After seven years as a vegan, I can honestly say that I still struggle with body image issues every now and then, but I feel that eating a plant-based diet has played a significant role in preventing a relapse when things are difficult. Knowing that the food I eat is health-supporting keeps irrational fear of food at bay. Plant based diet was an essential part of recovery for me because it enabled me to gradually welcome food back into my life. I felt that I didn’t have to worry about gaining weight too quickly or without care for my body, and I didn’t get scared back into disordered eating habits. Although many assume that becoming vegetarian/vegan is simply a way to cover up suspicious behaviors, I believe that it can be a beneficial road to recovery, though not the only one.

Thank you, Daphne! I want to highlight a few talking points from Daphne’s story.

First, reading this made me so glad that the internet wasn’t around when I first began flirting with disordered habits. I can only imagine how toxic pro-ana sites are for those who are suffering. Then again, I feel confident that certain blogs must also play a really crucial role in empowering girls (and boys, and men, and women) to be candid about their struggles and seek out a supportive community when they are ready to recover. Thoughts? Do you think the internet stands to do more harm or more good here?

Daphne and I had very similar experiences in so far as veganism helped us to channel some of the obsessive energy we had put into fretting about nutrition and calories into studying the origins, production, and ethics of food. I think we both also learned to study nutrition for the sake of health and well being, rather than weight loss (and by that I mean unnecessary weight loss). Some of my readers have expressed a discomfort with allowing any kind of food boundaries to persist after ED recovery—ethical, health oriented, or other—but of course I tend to believe that, for many, the vegan world view can be freeing, and so can an interest in health, so long as it’s genuine. In other words, not all forms of dietary selectivity are inherently at odds with recovery. What do you think?

Finally, I love that Daphne talks about how healing it was to become a cook (and since I’ve tasted her food, I can attest to what a talented cook she is!). I’m sure others have experienced this very phenomenon: I know that learning to cook was possibly the most crucial part of my effort to reframe and redefine my relationship with food. Who else feels this way?

The NYC Dining Bucket List

It’s T minus five days to the big move. Gulp. As I hurry to get my shocking number of belongings into boxes, I remember a friend of mine who, upon taking a job in L.A., declared himself on a mission to check off every favorite restaurant from his NYC “bucket list.” I’m doing the same.
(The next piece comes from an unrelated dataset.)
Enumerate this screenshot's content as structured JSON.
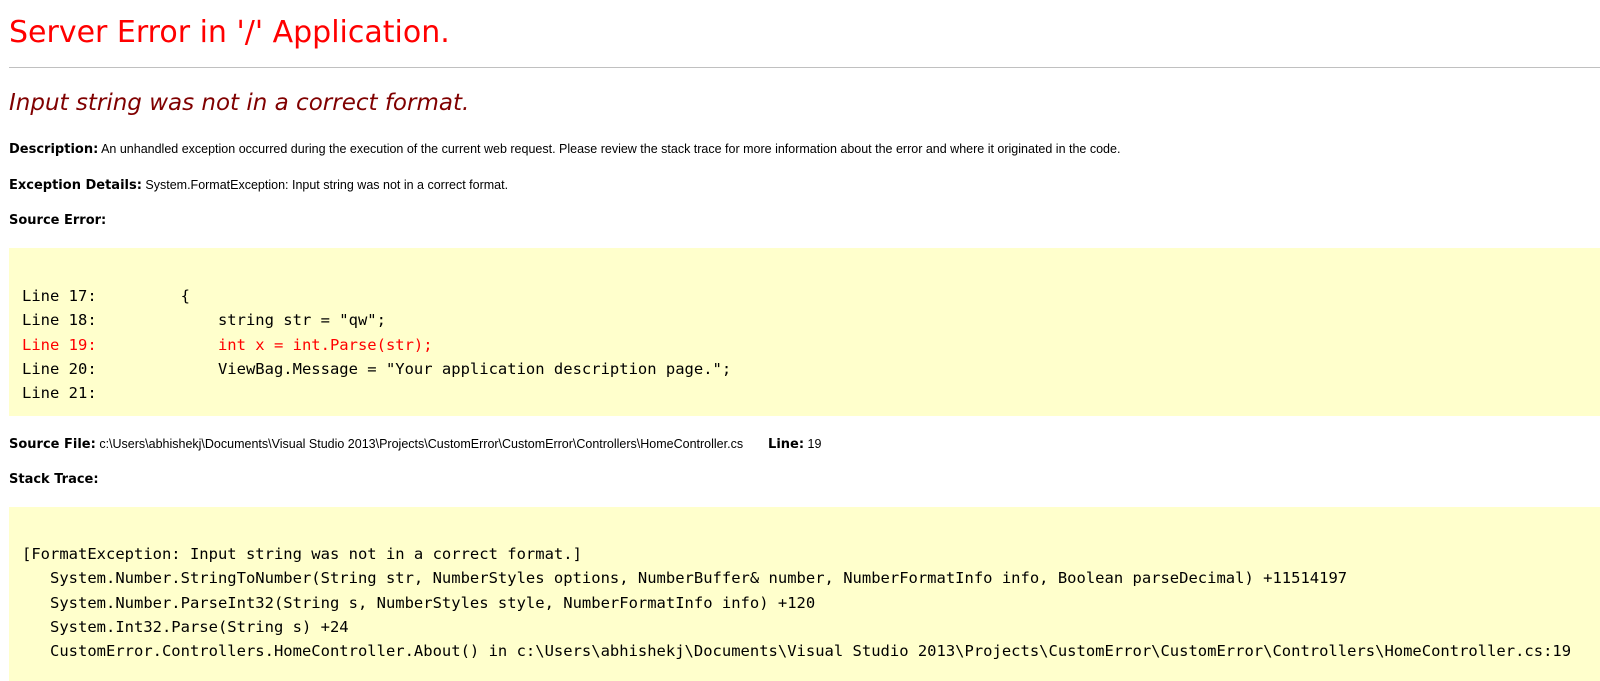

In the past two weeks, I’ve furiously scrambled to eat at all of my favorite spots. Here’s where I’ve gone so far:

And here’s where I still need to go:
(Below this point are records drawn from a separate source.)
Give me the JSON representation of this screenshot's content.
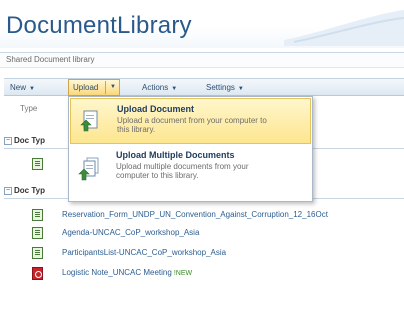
{
  "page_title": "DocumentLibrary",
  "breadcrumb": "Shared Document library",
  "toolbar": {
    "new_label": "New",
    "upload_label": "Upload",
    "actions_label": "Actions",
    "settings_label": "Settings"
  },
  "column_header": "Type",
  "groups": [
    {
      "label": "Doc Typ"
    },
    {
      "label": "Doc Typ"
    }
  ],
  "upload_menu": {
    "items": [
      {
        "title": "Upload Document",
        "description": "Upload a document from your computer to this library.",
        "icon": "upload-document-icon"
      },
      {
        "title": "Upload Multiple Documents",
        "description": "Upload multiple documents from your computer to this library.",
        "icon": "upload-multiple-icon"
      }
    ]
  },
  "documents": [
    {
      "name": "Reservation_Form_UNDP_UN_Convention_Against_Corruption_12_16Oct",
      "icon": "word-document-icon",
      "is_new": false
    },
    {
      "name": "Agenda-UNCAC_CoP_workshop_Asia",
      "icon": "word-document-icon",
      "is_new": false
    },
    {
      "name": "ParticipantsList-UNCAC_CoP_workshop_Asia",
      "icon": "word-document-icon",
      "is_new": false
    },
    {
      "name": "Logistic Note_UNCAC Meeting",
      "icon": "pdf-document-icon",
      "is_new": true,
      "new_label": "!NEW"
    }
  ],
  "colors": {
    "title": "#2a5a8c",
    "link": "#2b5e92",
    "menu_highlight": "#fde68f",
    "toolbar": "#dde8f2"
  }
}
Do I think I’ll make it to all of these places? Doubtful. But a girl can try. Do I think I’ll blog about every visit? I know I won’t, because I’ve already forgotten my camera on numerous occasions. But I’ll share a bunch of my highlights. Let’s start with this lunch with my dear friend Diana at Bonobos:

The famous Bonobos kale salad, which is super sweet thanks to an agave-lemon dressing. I love it:

IMG_6325 (525x350)

And a big plate of nori roll and salad: that’s walnut pate stuffed into a nori sheet along with carrots, beets, cucumber, sprouts, and zucchini:

IMG_6326 (525x350)

Such quintessential comfort food for me!

I also had a recent lunch at One Lucky Duck with my friend Kathleen, where I devoured a “make my own” salad of avocado, dulse, cucumber, beets, sprouts, raisins, cherry tomatoes, and cilantro:

IMG_6266 (525x350)

And since they’re my favorite, I decided to be greedy and also get an order of the jicama sushi (yes, I have a big of a raw sushi habit):

IMG_6268 (525x350)

And did you really think I’d leave without having a side of the famous OLD guac? Nope:

IMG_6267 (525x350)

Two great lunches at two of my favorite raw, vegan lunch joints. I’ll miss these spots when I’m in DC…but I guess it’s all the more reason to visit Smile


Tagged with →